Bring Content Strategy to the Table: Timing Is Everything3 min read
Content is an essential part of any digital experience: what it says, but also where, when, and how it appears. You’ll need to populate your site or app with something. And the wrong content strategy can make or break your entire user experience.
Leaving content strategy for last?
Many digital project teams leave content strategy until the last minute. It’s a common misconception that content strategy is just content, and content is just words. So, you can forge ahead with major decisions without involving your content strategy team.
But content strategy involves far more than words. It means making sure your users can digest, understand, and act on every piece of information on your site or app. When pulled into the conversation last, your content strategy will be a constant source of trouble and rework. But it also won’t be the powerhouse it could be to make your product truly digestible, understandable, and easy for your users.
You’re leaving strategy for last.
If content strategists aren’t present for early discussions, they must do their later work around the void: the space dictated by marketing needs, visual design choices, development constraints, and… zero content strategy expertise. This robs content strategists of their main power: strategy.
Unmoored from strategy and hopelessly siloed from the rest of the team, content strategists trying to work their magic at the end of the project are bound by whatever strategic decisions have already been made. This is frustrating for them, certainly, but it also means that your site or app will now be missing that critical content strategy thought that it needs to be successful.
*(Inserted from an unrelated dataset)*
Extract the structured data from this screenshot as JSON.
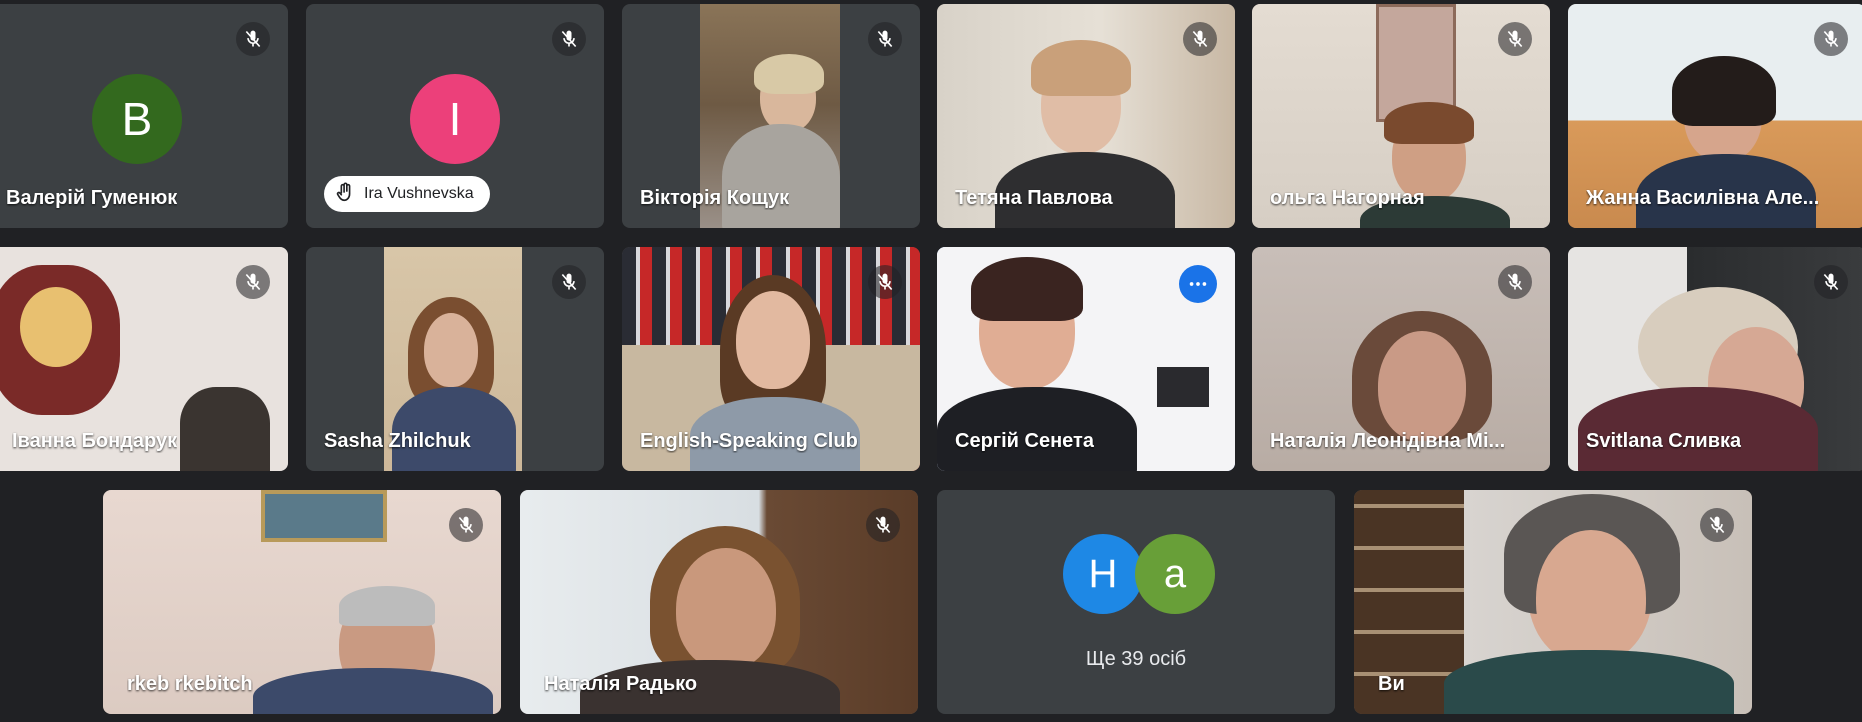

Late-game involvement means your content team can’t head off major concerns or disastrous decisions based on their expert knowledge. They’ll also be constrained by solutions that the rest of your team has arrived at without concern for how information will best be conveyed. This creates an inevitable disconnect between what your interface wants users to do or understand and their ability to do or understand it.
Other big UX problems are bound to come up with leaving content strategy for last, including:
- Ongoing Issues: Trying to solve major strategic problems without content strategy means rework for where your strategy fails — or letting the problems continue to fester.
- Expensive Setbacks: Content strategy, when it finally begins, will inevitably break the layout or create an edge case, which means extra time spent reworking design and development.
- Unchecked Risks: Concerns that a content strategist could have identified and provided solutions to early on go unnoticed. In the weeks leading up to launch, you’re busy putting out fires and plugging holes in your budget that could have been avoided.
- Missed Opportunities: Good content strategy established early in a project can bring efficiency-boosting clarity to business processes and definitions.
- Poor Experience: Without a content strategist to speak to their expertise, user experience will suffer, wasting time, money, and energy.
Content Strategy—From the Start
Failure is inevitable when trying to solve strategic problems without a critical part of your team. You wouldn’t dream of making project planning decisions without your project manager. Likewise, you’re missing essential UX input if you make strategic decisions without your content strategist.
Every element of a site or app contributes to the user experience, and that includes content strategy. Including content strategists from the very start of a project gives your product the benefit of their user-informed, content-specific perspective from beginning to end. They’ll make choices, for example, about navigation, structure, organization, interactions, and the presentation of information in a way that will help your users complete tasks and engage with your site or app more easily.
Support your project’s success by giving your content strategy team their very own seat at the discussion table, from the very beginning stages of project planning all the way to project launch.